## Assigned task
Could you give the records below again exactly, without the pictures?

Website and app data records:
━━━━━━━━━━━━━━━━━━━━

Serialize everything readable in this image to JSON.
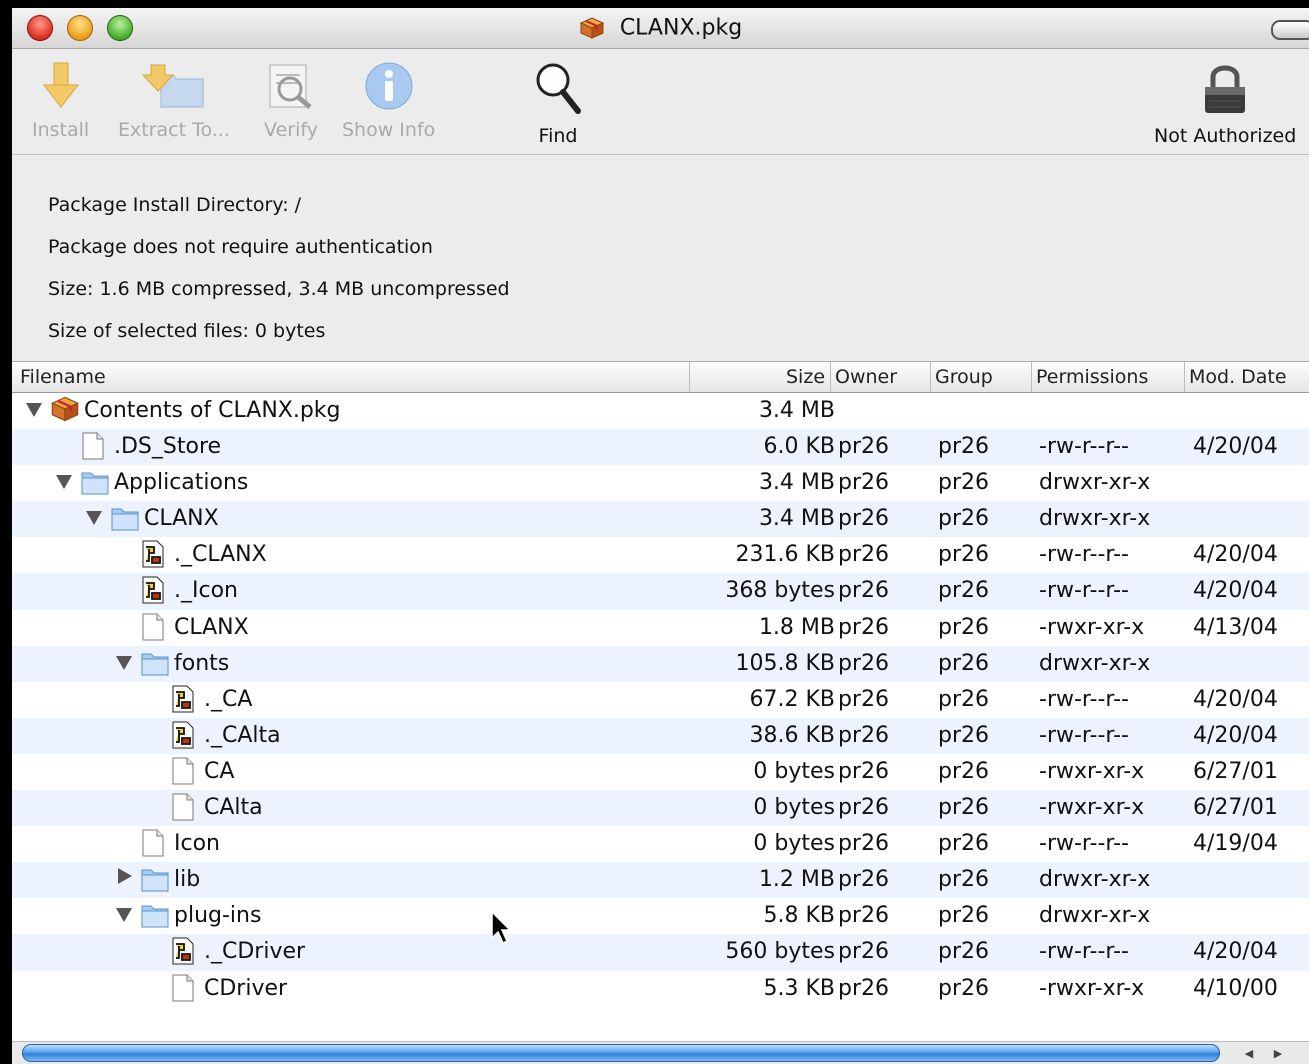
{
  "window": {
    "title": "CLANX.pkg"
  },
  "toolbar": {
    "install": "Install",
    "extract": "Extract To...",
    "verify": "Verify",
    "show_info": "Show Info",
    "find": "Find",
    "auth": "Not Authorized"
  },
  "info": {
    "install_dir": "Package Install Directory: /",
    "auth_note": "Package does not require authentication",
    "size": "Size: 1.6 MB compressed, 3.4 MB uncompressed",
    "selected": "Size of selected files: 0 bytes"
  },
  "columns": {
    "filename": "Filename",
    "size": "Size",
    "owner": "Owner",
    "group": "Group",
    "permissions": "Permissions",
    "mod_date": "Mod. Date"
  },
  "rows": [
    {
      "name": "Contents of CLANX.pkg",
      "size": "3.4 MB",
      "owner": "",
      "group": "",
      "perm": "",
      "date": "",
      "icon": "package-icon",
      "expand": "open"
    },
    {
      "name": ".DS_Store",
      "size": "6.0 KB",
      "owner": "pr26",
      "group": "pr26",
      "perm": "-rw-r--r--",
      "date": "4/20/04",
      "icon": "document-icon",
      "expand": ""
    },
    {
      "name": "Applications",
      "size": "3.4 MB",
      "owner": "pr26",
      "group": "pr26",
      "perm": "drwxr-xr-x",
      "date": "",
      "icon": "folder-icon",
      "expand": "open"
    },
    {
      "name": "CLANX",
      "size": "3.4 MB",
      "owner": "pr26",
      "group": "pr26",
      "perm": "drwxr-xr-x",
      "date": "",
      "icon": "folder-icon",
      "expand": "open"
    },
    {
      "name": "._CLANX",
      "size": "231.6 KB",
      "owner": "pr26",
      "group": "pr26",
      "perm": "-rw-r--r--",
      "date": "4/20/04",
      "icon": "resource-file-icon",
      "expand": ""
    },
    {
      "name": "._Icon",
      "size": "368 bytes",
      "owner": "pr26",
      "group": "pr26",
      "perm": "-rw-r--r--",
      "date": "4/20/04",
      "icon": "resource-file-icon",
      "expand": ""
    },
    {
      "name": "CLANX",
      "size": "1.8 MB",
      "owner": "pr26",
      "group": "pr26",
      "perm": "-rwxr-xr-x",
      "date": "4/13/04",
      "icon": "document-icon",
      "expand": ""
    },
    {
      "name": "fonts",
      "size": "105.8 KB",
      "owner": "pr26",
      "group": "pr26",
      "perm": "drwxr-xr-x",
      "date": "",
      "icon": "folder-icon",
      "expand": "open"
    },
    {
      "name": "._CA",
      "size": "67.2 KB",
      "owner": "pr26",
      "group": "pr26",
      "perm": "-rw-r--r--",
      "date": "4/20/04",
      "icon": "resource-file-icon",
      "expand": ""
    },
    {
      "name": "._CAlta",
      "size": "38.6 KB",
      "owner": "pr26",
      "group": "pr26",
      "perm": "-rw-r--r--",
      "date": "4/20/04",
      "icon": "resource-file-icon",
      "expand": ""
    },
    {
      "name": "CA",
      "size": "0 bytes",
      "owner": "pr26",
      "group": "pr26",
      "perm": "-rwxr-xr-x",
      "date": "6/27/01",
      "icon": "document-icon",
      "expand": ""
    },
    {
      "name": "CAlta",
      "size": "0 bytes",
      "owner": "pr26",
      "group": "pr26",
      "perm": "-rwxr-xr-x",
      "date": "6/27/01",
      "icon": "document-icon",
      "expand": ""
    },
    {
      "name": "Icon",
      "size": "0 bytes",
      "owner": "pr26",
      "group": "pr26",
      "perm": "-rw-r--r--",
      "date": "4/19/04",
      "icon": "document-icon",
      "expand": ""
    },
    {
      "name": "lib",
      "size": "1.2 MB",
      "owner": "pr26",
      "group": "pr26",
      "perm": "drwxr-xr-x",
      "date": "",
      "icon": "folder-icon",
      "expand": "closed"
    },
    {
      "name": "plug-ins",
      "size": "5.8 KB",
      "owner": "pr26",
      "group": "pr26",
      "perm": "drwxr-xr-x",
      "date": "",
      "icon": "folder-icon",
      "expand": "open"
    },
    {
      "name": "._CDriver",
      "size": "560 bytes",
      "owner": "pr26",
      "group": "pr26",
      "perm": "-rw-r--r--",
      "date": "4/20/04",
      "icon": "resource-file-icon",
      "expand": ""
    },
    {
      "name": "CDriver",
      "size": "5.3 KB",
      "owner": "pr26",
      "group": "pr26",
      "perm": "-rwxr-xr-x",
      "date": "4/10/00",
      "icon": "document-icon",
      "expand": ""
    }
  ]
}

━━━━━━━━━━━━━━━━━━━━

## Written response
Serialize everything readable in this image to JSON.
{
  "window": {
    "title": "CLANX.pkg"
  },
  "toolbar": {
    "install": "Install",
    "extract": "Extract To...",
    "verify": "Verify",
    "show_info": "Show Info",
    "find": "Find",
    "auth": "Not Authorized"
  },
  "info": {
    "install_dir": "Package Install Directory: /",
    "auth_note": "Package does not require authentication",
    "size": "Size: 1.6 MB compressed, 3.4 MB uncompressed",
    "selected": "Size of selected files: 0 bytes"
  },
  "columns": {
    "filename": "Filename",
    "size": "Size",
    "owner": "Owner",
    "group": "Group",
    "permissions": "Permissions",
    "mod_date": "Mod. Date"
  },
  "rows": [
    {
      "name": "Contents of CLANX.pkg",
      "size": "3.4 MB",
      "owner": "",
      "group": "",
      "perm": "",
      "date": "",
      "icon": "package-icon",
      "expand": "open"
    },
    {
      "name": ".DS_Store",
      "size": "6.0 KB",
      "owner": "pr26",
      "group": "pr26",
      "perm": "-rw-r--r--",
      "date": "4/20/04",
      "icon": "document-icon",
      "expand": ""
    },
    {
      "name": "Applications",
      "size": "3.4 MB",
      "owner": "pr26",
      "group": "pr26",
      "perm": "drwxr-xr-x",
      "date": "",
      "icon": "folder-icon",
      "expand": "open"
    },
    {
      "name": "CLANX",
      "size": "3.4 MB",
      "owner": "pr26",
      "group": "pr26",
      "perm": "drwxr-xr-x",
      "date": "",
      "icon": "folder-icon",
      "expand": "open"
    },
    {
      "name": "._CLANX",
      "size": "231.6 KB",
      "owner": "pr26",
      "group": "pr26",
      "perm": "-rw-r--r--",
      "date": "4/20/04",
      "icon": "resource-file-icon",
      "expand": ""
    },
    {
      "name": "._Icon",
      "size": "368 bytes",
      "owner": "pr26",
      "group": "pr26",
      "perm": "-rw-r--r--",
      "date": "4/20/04",
      "icon": "resource-file-icon",
      "expand": ""
    },
    {
      "name": "CLANX",
      "size": "1.8 MB",
      "owner": "pr26",
      "group": "pr26",
      "perm": "-rwxr-xr-x",
      "date": "4/13/04",
      "icon": "document-icon",
      "expand": ""
    },
    {
      "name": "fonts",
      "size": "105.8 KB",
      "owner": "pr26",
      "group": "pr26",
      "perm": "drwxr-xr-x",
      "date": "",
      "icon": "folder-icon",
      "expand": "open"
    },
    {
      "name": "._CA",
      "size": "67.2 KB",
      "owner": "pr26",
      "group": "pr26",
      "perm": "-rw-r--r--",
      "date": "4/20/04",
      "icon": "resource-file-icon",
      "expand": ""
    },
    {
      "name": "._CAlta",
      "size": "38.6 KB",
      "owner": "pr26",
      "group": "pr26",
      "perm": "-rw-r--r--",
      "date": "4/20/04",
      "icon": "resource-file-icon",
      "expand": ""
    },
    {
      "name": "CA",
      "size": "0 bytes",
      "owner": "pr26",
      "group": "pr26",
      "perm": "-rwxr-xr-x",
      "date": "6/27/01",
      "icon": "document-icon",
      "expand": ""
    },
    {
      "name": "CAlta",
      "size": "0 bytes",
      "owner": "pr26",
      "group": "pr26",
      "perm": "-rwxr-xr-x",
      "date": "6/27/01",
      "icon": "document-icon",
      "expand": ""
    },
    {
      "name": "Icon",
      "size": "0 bytes",
      "owner": "pr26",
      "group": "pr26",
      "perm": "-rw-r--r--",
      "date": "4/19/04",
      "icon": "document-icon",
      "expand": ""
    },
    {
      "name": "lib",
      "size": "1.2 MB",
      "owner": "pr26",
      "group": "pr26",
      "perm": "drwxr-xr-x",
      "date": "",
      "icon": "folder-icon",
      "expand": "closed"
    },
    {
      "name": "plug-ins",
      "size": "5.8 KB",
      "owner": "pr26",
      "group": "pr26",
      "perm": "drwxr-xr-x",
      "date": "",
      "icon": "folder-icon",
      "expand": "open"
    },
    {
      "name": "._CDriver",
      "size": "560 bytes",
      "owner": "pr26",
      "group": "pr26",
      "perm": "-rw-r--r--",
      "date": "4/20/04",
      "icon": "resource-file-icon",
      "expand": ""
    },
    {
      "name": "CDriver",
      "size": "5.3 KB",
      "owner": "pr26",
      "group": "pr26",
      "perm": "-rwxr-xr-x",
      "date": "4/10/00",
      "icon": "document-icon",
      "expand": ""
    }
  ]
}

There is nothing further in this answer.